Greer's challenge to his appointed counsel, Scott Green, are without merit. Green represented Greer in two trials; at the first trial, based in part on Green's advocacy, the jury was unable to reach a verdict and the Court declared a mistrial based on a hung jury. A review of that trial shows that Green aggressively cross-examined witnesses, filed appropriate motions and obtained discovery and delivered cogent arguments. As mentioned, the result was favorable to Greer.

Green provided equally strong advocacy at the second trial, as well. Just because the verdict was different -- a verdict of guilty -- does not warrant a finding of ineffective assistance of counsel. For one thing, the Government provided additional evidence which resulted in a very compelling case against Greer.

Greer makes several specific challenges to Green: the first is that he failed to request a so-called Franks Hearing (Franks v. Delaware, 438 U.S. 154 [1978]) relating to the search of the vehicle in question. Greer seems to focus on Rochester Police Officer Thomas Janus and alleges that Janus gave false testimony at the trial and in connection with an affidavit for the challenged search warrant. Janus testified at trial and was cross-examined. Greer advances nothing now to suggest that Janus's affidavit for the warrant was inconsistent or false. Greer fails to suggest now what statements he believes were such that a Franks Hearing should have been requested. There is no basis for holding a Franks Hearing.

Greer also claims that Green was ineffective for failing to call a defense witness by the name of George Horne, Jr. It is well established, though, that a decision not to call a particular witness is a question of trial strategy and is not subject to after-the-fact, second guessing.

Greer's assertions are speculative. Greer gratutiously states that Horne would have claimed that he, Horne, was driving the vehicle and that the firearm belonged to him. Other than Greer's self-serving statement, there is nothing in the record to support this assertion. Just because Greer asserts now that this witness would be willing to admit possessing a firearm, it is pure speculation that he would have testified as Greer now claims. Furthermore, there may be sound reasons why counsel chose not to call this witness, even if the witness existed.

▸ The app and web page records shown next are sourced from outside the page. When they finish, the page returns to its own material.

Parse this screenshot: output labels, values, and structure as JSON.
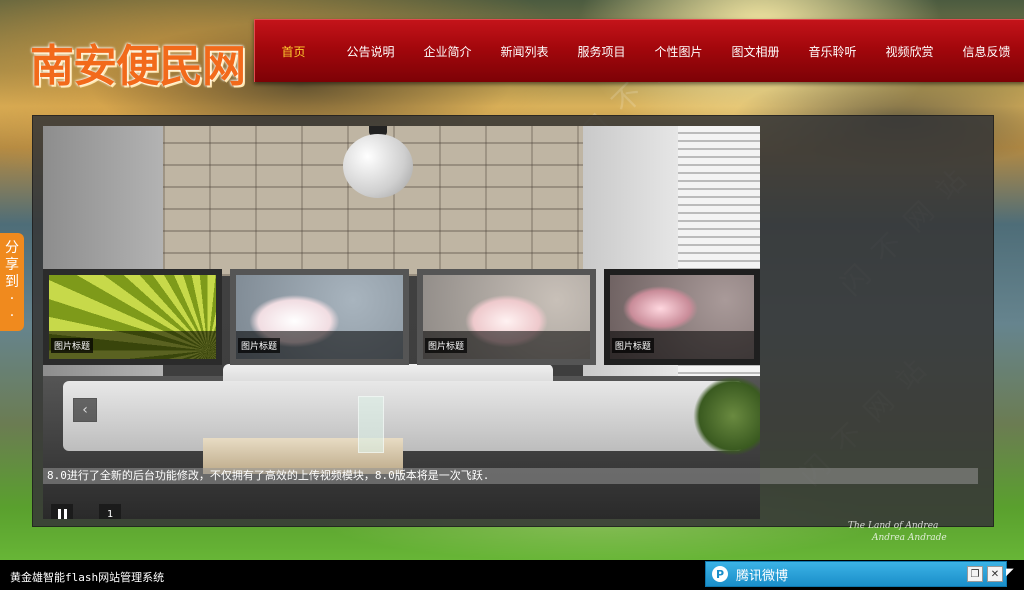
{
  "site": {
    "logo_text": "南安便民网"
  },
  "nav": {
    "items": [
      "首页",
      "公告说明",
      "企业简介",
      "新闻列表",
      "服务项目",
      "个性图片",
      "图文相册",
      "音乐聆听",
      "视频欣赏",
      "信息反馈"
    ],
    "active_index": 0,
    "active_color": "#ffcc2f"
  },
  "slider": {
    "thumbnails": [
      {
        "caption": "图片标题"
      },
      {
        "caption": "图片标题"
      },
      {
        "caption": "图片标题"
      },
      {
        "caption": "图片标题"
      }
    ],
    "prev_icon": "chevron-left-icon",
    "caption": "8.0进行了全新的后台功能修改，不仅拥有了高效的上传视频模块，8.0版本将是一次飞跃.",
    "pause_icon": "pause-icon",
    "page_number": "1"
  },
  "share": {
    "label_chars": [
      "分",
      "享",
      "到",
      "·",
      "·"
    ]
  },
  "background": {
    "signature_line1": "The Land of Andrea",
    "signature_line2": "Andrea Andrade"
  },
  "footer": {
    "text": "黄金雄智能flash网站管理系统"
  },
  "weibo": {
    "title": "腾讯微博",
    "icon": "weibo-logo-icon",
    "restore_icon": "restore-icon",
    "close_icon": "close-icon"
  }
}
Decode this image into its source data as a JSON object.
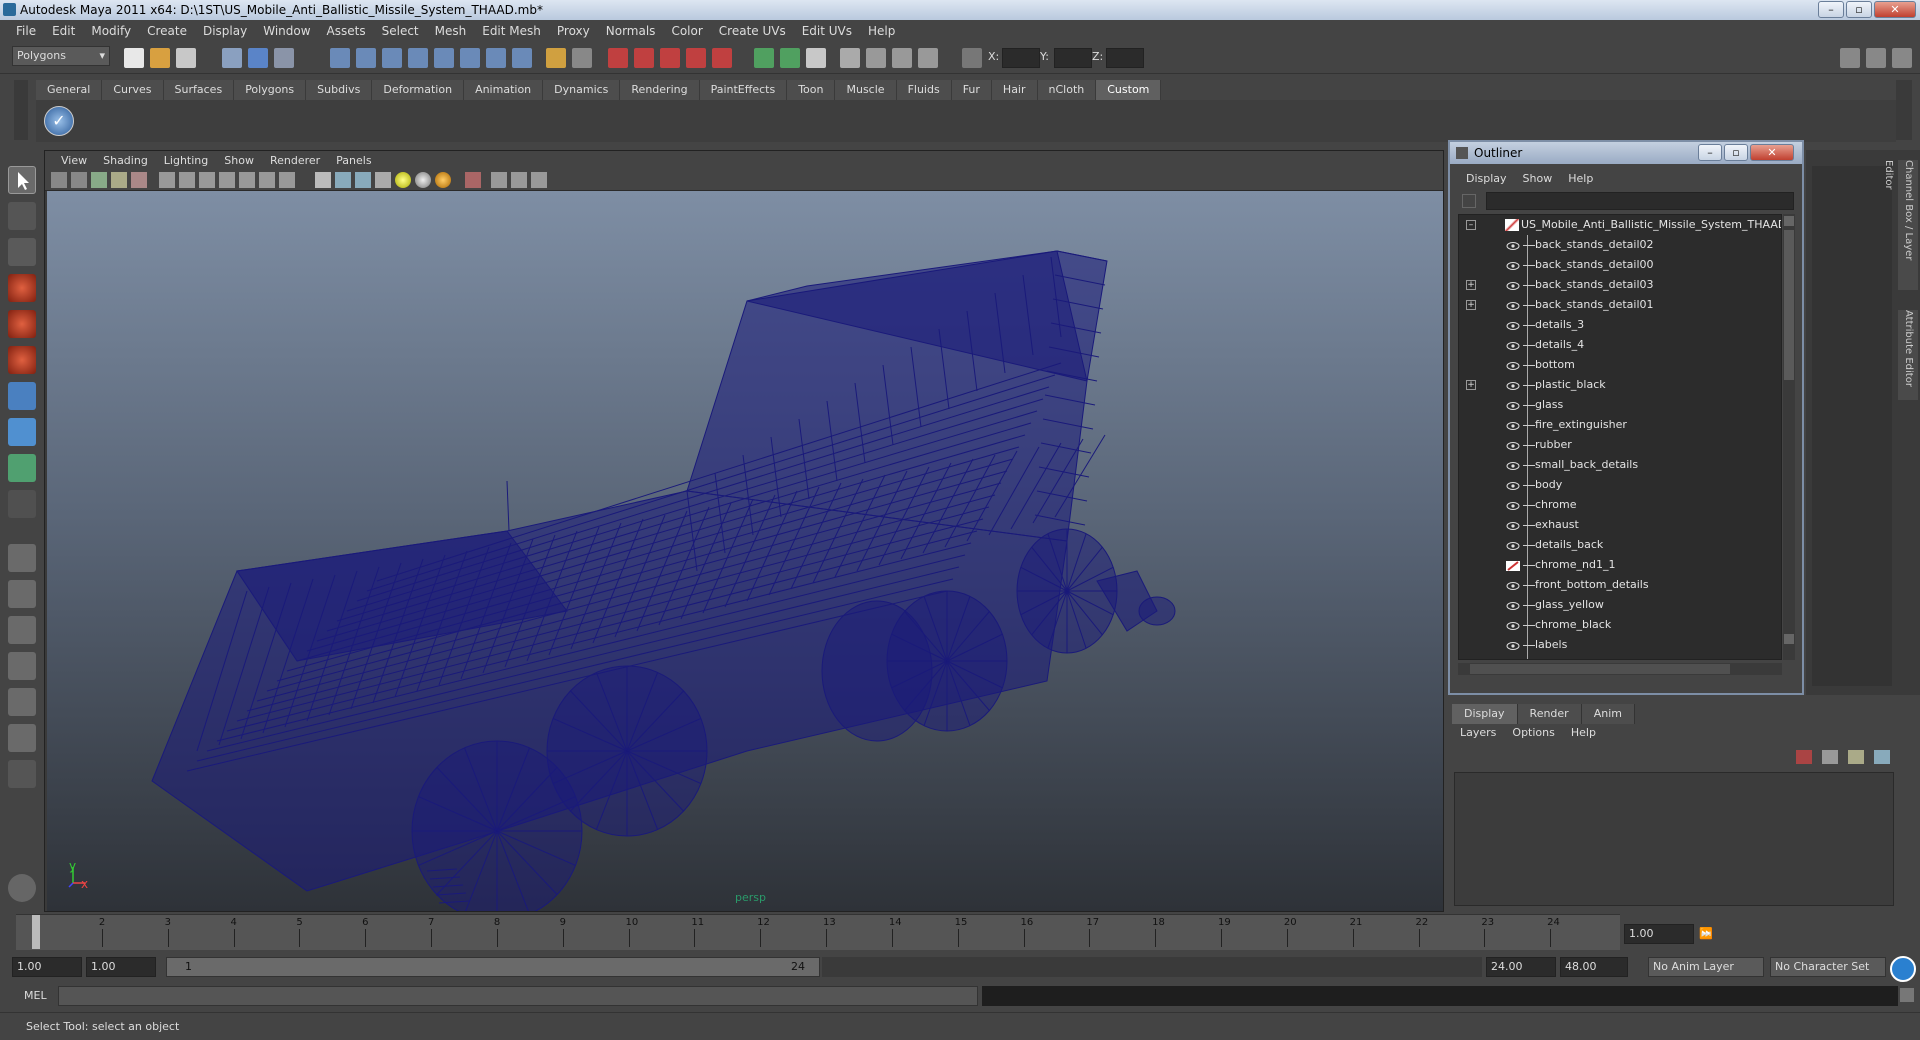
{
  "window": {
    "title": "Autodesk Maya 2011 x64: D:\\1ST\\US_Mobile_Anti_Ballistic_Missile_System_THAAD.mb*",
    "controls": [
      "minimize-icon",
      "maximize-icon",
      "close-icon"
    ]
  },
  "menubar": [
    "File",
    "Edit",
    "Modify",
    "Create",
    "Display",
    "Window",
    "Assets",
    "Select",
    "Mesh",
    "Edit Mesh",
    "Proxy",
    "Normals",
    "Color",
    "Create UVs",
    "Edit UVs",
    "Help"
  ],
  "statusline": {
    "mode": "Polygons",
    "x_label": "X:",
    "y_label": "Y:",
    "z_label": "Z:"
  },
  "shelf_tabs": [
    "General",
    "Curves",
    "Surfaces",
    "Polygons",
    "Subdivs",
    "Deformation",
    "Animation",
    "Dynamics",
    "Rendering",
    "PaintEffects",
    "Toon",
    "Muscle",
    "Fluids",
    "Fur",
    "Hair",
    "nCloth",
    "Custom"
  ],
  "shelf_active": "Custom",
  "panel_menu": [
    "View",
    "Shading",
    "Lighting",
    "Show",
    "Renderer",
    "Panels"
  ],
  "viewport": {
    "camera_label": "persp",
    "axis_x": "x",
    "axis_y": "y",
    "wire_color": "#1a1a7a"
  },
  "outliner": {
    "title": "Outliner",
    "menu": [
      "Display",
      "Show",
      "Help"
    ],
    "root": "US_Mobile_Anti_Ballistic_Missile_System_THAAD",
    "items": [
      {
        "label": "back_stands_detail02",
        "expandable": false
      },
      {
        "label": "back_stands_detail00",
        "expandable": false
      },
      {
        "label": "back_stands_detail03",
        "expandable": true
      },
      {
        "label": "back_stands_detail01",
        "expandable": true
      },
      {
        "label": "details_3",
        "expandable": false
      },
      {
        "label": "details_4",
        "expandable": false
      },
      {
        "label": "bottom",
        "expandable": false
      },
      {
        "label": "plastic_black",
        "expandable": true
      },
      {
        "label": "glass",
        "expandable": false
      },
      {
        "label": "fire_extinguisher",
        "expandable": false
      },
      {
        "label": "rubber",
        "expandable": false
      },
      {
        "label": "small_back_details",
        "expandable": false
      },
      {
        "label": "body",
        "expandable": false
      },
      {
        "label": "chrome",
        "expandable": false
      },
      {
        "label": "exhaust",
        "expandable": false
      },
      {
        "label": "details_back",
        "expandable": false
      },
      {
        "label": "chrome_nd1_1",
        "expandable": false
      },
      {
        "label": "front_bottom_details",
        "expandable": false
      },
      {
        "label": "glass_yellow",
        "expandable": false
      },
      {
        "label": "chrome_black",
        "expandable": false
      },
      {
        "label": "labels",
        "expandable": false
      }
    ]
  },
  "layer_editor": {
    "tabs": [
      "Display",
      "Render",
      "Anim"
    ],
    "active_tab": "Display",
    "menu": [
      "Layers",
      "Options",
      "Help"
    ]
  },
  "right_dock_labels": [
    "Channel Box / Layer Editor",
    "Attribute Editor"
  ],
  "timeline": {
    "ticks": [
      "1",
      "2",
      "3",
      "4",
      "5",
      "6",
      "7",
      "8",
      "9",
      "10",
      "11",
      "12",
      "13",
      "14",
      "15",
      "16",
      "17",
      "18",
      "19",
      "20",
      "21",
      "22",
      "23",
      "24"
    ],
    "current_frame": "1.00"
  },
  "range": {
    "start": "1.00",
    "playback_start": "1.00",
    "slider_start": "1",
    "slider_end": "24",
    "playback_end": "24.00",
    "end": "48.00",
    "anim_layer": "No Anim Layer",
    "character_set": "No Character Set"
  },
  "command": {
    "label": "MEL"
  },
  "help_line": "Select Tool: select an object"
}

Greer's next claim against counsel should be given short shrift. Greer alleges that a plea offer had been presented to Greer's prior counsel, Assistant Public Defender Anne M. Burger, which contained a specific 60 month term of imprisonment. The problem is, the prosecutor states unequivocally that no plea offer was ever extended as described by Greer. Furthermore, it appears that neither defense counsel Green nor Burger had any recollection of the plea offer that Greer now mentions. Information about this non-existent plea agreement is contained at Exhibit 4 to the Government's Response (Dkt. #94) to defendant's motion. Clearly, defense counsel cannot be faulted for failing to inform the defendant of a plea offer, if none was made by the Government.

Finally, Greer makes some claims that the Government failed to timely produce Jencks Act material (18 U.S.C. § 3500). As the Government points out, the record belies such a claim. During the trial, defense counsel and the Court confirmed that the Jencks material had been disclosed to the defense.

CONCLUSION

The motion of defendant Michael Greer, pursuant to 28 U.S.C. § 2255, to vacate the judgment and sentence is in all respects denied.

Because Greer has failed to make a substantial showing of a constitutional violation, I deny a certificate of appealability.

IT IS SO ORDERED.

20121106

© 1992-2012 VersusLaw Inc.



Buy This Entire Record For $7.95

Official citation and/or docket number and footnotes (if any) for this case available with purchase.

Learn more about what you receive with purchase of this case.